a. Congress did not intend to hold municipalities liable

ii. Bivens (Federal Officers)

1. Narcotics search w/o probable search warrant – violations of 4th Amendment by Federal officers (unreasonable search/seizure)

2. Holding: 1983 is limited to those acting under State law

a. Bivens creates parallel to 1983 – applies to federal officers

i. Creates implied right of action for damages against Federal officers who deprived P of rights – brought in federal court where there is a federal question (1331)

1. If 1331 did not supply a remedy – Court has authority to design its own remedy

ii. There is federal subject matter – 4th Amendment

b. Sets up same Constitutional claim for damages against federal officers as Monroe did against state police officers

3. Current Bivens Action

a. Davis – recognized equal protection claim from 5th Amendment as Bivens action

b. Carlson – 8th Amendment applicable to Bivens action against federal prison officers

4. Non-Bivens Action

a. Chappell – military

b. Bush – federal employment issues (Federal civil servants)

c. Schweiker –

i. Where there is a statutory prohibition against relief sought – and where there is exclusive alternative statutory remedy available;

ii. Where case involves policy questions that received careful attn from Congress

5. Alternative to Bivens

a. Administrative Procedure Act (Agencies)

b. Federal Tort Claims Act – beneficial when goal is to get money


i. 1938 – Only for Acts taken under color of “any statute, ordinance, regulation, customer or usage” of any State

ii. 14th Amendment – No State Shall … “deprive any person of life, liberty, or property”

iii. Monroe – actions by State officers – violating State law – “under color of law”

1. Off-Duty Police Officers

a. If using police equipment and doing police business

b. Officer motivated by personal intention – misuses lawfully possessed authority to injure

c. Not ‘under color of’ – when police officer possess absolutely no authority

iv. US v. Price – “under


a. While State provides services for students at public expense – doesn’t make it exclusive province of State

3. If private entity is performing function which serves public – doesn’t make it State Action

a. The financial relationship btwn the school and State is that of a private contractor

4. West v. Atkins

a. Facts: State contracted w/surgeon to spend part-time seeing patients at State prison

b. Holding: Private party’s action attributable to State Action

i. State employment – public EE acts “under color”

1. Acting in official capacity; or

2. Exercising responsibility pursuant to State law

ii. Doctor – employed part-time by State – undertook duties in treating prisoner’s injury

1. Carrying out State’s constitutional obligation to care for its prisoners

2. 8th Amendment (free from cruel and unusual punishment) – failure to provide medical care w/deliberate indifference to prisoner’s serious medical needs

a. Prisoner cannot rely on own resources to get medical attn

5. Brentwood Academy v. Tenn

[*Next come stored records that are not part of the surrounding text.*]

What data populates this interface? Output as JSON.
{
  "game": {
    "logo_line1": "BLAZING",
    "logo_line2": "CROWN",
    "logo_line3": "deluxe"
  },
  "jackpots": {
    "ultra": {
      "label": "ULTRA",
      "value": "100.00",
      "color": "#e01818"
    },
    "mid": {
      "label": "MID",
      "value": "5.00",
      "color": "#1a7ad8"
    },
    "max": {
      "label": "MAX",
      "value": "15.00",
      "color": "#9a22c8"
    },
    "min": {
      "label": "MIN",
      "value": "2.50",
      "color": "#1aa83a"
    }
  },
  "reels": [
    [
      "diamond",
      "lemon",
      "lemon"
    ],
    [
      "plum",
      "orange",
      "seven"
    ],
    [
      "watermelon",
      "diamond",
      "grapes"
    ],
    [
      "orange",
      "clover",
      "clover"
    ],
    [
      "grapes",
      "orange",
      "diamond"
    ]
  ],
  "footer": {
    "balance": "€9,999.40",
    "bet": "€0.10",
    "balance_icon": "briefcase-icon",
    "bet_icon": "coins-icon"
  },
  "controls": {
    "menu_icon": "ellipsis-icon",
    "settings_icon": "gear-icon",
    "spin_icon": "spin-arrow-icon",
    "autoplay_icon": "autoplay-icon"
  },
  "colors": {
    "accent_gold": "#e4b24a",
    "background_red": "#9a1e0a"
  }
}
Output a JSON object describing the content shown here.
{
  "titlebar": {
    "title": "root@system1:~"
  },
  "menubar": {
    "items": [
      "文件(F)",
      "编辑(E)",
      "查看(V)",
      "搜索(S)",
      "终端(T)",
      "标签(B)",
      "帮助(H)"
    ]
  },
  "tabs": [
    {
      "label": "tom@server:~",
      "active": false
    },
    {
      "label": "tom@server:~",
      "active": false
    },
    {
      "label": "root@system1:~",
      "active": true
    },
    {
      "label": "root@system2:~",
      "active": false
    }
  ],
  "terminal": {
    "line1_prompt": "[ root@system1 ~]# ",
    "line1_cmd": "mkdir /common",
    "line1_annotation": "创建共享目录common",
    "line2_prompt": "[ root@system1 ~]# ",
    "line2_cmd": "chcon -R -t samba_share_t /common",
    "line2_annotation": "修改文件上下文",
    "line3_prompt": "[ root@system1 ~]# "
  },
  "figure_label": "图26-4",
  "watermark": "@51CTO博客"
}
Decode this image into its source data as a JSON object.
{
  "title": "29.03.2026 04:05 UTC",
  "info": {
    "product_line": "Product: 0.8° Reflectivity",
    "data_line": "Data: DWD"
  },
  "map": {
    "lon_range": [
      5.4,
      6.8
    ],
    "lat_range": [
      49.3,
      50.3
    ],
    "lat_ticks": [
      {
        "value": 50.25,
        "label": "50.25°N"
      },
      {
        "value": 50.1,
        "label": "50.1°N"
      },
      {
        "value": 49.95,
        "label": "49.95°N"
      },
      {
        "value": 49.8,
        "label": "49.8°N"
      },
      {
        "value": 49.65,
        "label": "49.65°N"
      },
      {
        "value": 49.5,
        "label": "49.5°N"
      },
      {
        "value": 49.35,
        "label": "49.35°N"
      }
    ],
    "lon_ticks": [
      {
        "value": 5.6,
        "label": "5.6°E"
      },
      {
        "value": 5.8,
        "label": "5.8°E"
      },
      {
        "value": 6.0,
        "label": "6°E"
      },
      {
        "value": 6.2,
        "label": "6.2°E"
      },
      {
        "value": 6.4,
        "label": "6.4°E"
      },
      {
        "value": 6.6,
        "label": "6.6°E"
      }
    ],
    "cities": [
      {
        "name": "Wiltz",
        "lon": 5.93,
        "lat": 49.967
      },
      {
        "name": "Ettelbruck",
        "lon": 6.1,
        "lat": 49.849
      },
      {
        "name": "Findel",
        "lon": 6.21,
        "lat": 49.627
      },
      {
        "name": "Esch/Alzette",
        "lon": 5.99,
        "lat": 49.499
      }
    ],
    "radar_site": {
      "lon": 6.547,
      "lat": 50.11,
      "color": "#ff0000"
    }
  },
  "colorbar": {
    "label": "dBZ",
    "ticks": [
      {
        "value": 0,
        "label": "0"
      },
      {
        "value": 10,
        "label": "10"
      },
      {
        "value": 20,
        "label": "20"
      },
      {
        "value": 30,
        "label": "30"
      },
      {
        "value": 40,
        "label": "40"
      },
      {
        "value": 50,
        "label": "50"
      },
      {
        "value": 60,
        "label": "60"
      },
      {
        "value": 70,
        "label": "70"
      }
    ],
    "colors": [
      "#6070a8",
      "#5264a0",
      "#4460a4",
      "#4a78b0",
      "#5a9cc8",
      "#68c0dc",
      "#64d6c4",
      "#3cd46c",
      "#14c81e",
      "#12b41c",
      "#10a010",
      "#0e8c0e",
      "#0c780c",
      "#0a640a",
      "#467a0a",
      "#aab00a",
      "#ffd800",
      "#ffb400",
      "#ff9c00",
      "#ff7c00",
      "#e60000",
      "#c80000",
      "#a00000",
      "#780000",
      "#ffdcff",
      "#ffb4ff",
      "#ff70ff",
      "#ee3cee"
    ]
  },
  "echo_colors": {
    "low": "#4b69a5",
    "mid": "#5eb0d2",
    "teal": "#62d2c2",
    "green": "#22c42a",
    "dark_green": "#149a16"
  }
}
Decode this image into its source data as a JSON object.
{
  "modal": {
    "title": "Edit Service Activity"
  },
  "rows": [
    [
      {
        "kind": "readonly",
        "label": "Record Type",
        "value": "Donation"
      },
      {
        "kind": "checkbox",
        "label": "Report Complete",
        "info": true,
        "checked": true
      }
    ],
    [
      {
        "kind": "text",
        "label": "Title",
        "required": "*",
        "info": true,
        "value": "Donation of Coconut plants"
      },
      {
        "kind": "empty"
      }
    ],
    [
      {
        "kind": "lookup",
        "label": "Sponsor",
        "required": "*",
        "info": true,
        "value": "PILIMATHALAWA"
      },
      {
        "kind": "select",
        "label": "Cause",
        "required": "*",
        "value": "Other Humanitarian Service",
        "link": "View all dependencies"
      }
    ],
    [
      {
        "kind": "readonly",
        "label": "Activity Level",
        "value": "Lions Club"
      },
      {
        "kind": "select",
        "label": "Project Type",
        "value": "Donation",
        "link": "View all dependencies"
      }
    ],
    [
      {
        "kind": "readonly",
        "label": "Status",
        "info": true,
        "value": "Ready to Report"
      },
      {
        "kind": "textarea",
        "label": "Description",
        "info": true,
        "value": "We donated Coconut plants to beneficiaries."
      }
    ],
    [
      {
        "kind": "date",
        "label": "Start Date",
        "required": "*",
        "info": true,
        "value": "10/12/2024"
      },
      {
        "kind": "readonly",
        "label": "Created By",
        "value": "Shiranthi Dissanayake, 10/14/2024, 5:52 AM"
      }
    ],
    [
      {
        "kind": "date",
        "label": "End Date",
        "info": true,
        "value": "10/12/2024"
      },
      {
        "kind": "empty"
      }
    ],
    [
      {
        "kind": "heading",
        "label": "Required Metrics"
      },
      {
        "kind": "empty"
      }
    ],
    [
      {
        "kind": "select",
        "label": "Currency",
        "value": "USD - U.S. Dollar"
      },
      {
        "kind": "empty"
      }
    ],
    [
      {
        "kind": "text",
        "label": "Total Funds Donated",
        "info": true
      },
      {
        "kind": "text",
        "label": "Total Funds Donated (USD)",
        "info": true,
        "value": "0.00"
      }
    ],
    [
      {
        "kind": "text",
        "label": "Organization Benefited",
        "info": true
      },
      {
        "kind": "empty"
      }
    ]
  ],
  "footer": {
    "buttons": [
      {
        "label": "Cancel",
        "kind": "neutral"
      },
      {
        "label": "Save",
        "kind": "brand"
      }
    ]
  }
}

a. Association governing high school athletics treated as state actor

i. Enforcing a rule against a member school

ii. Single State Association represented by school principal

1. Public school officials act w/in scope of their duties when they represent their institutions

2. Board meetings held during official school hours

3. Financial support provided by public schools

4. School officials control and perform majority of functions

b. Close Nexus btwn the State and challenged action

i. State provides significant encouragement

ii. Private actor operates as willful participant in joint activity

iii. Controlled by agency of the State

iv. Gov’t is entwined in its management and control

v. Organized under law to attain gov’t objectives

iv. Public Actor treated as Private Actors

1. When actions are unrelated to official duties and outside boundaries of job

a. Security Guard (off-duty police officer)

2. Polk v. Dodson

a. Public Defender not under color of state law – even though employed by State – more like private client-attny relationship

i. Professional independence from State

ii. Does not act on behalf of State

v. Four factors in deciding whether private actor was engaged in state action

a. Entity’s source of funding

b. How extensively it is regulated by the state

c. Whether there is a symbiotic relationship btwn state and entity

d. Whether it performs a traditionally gov’tmental function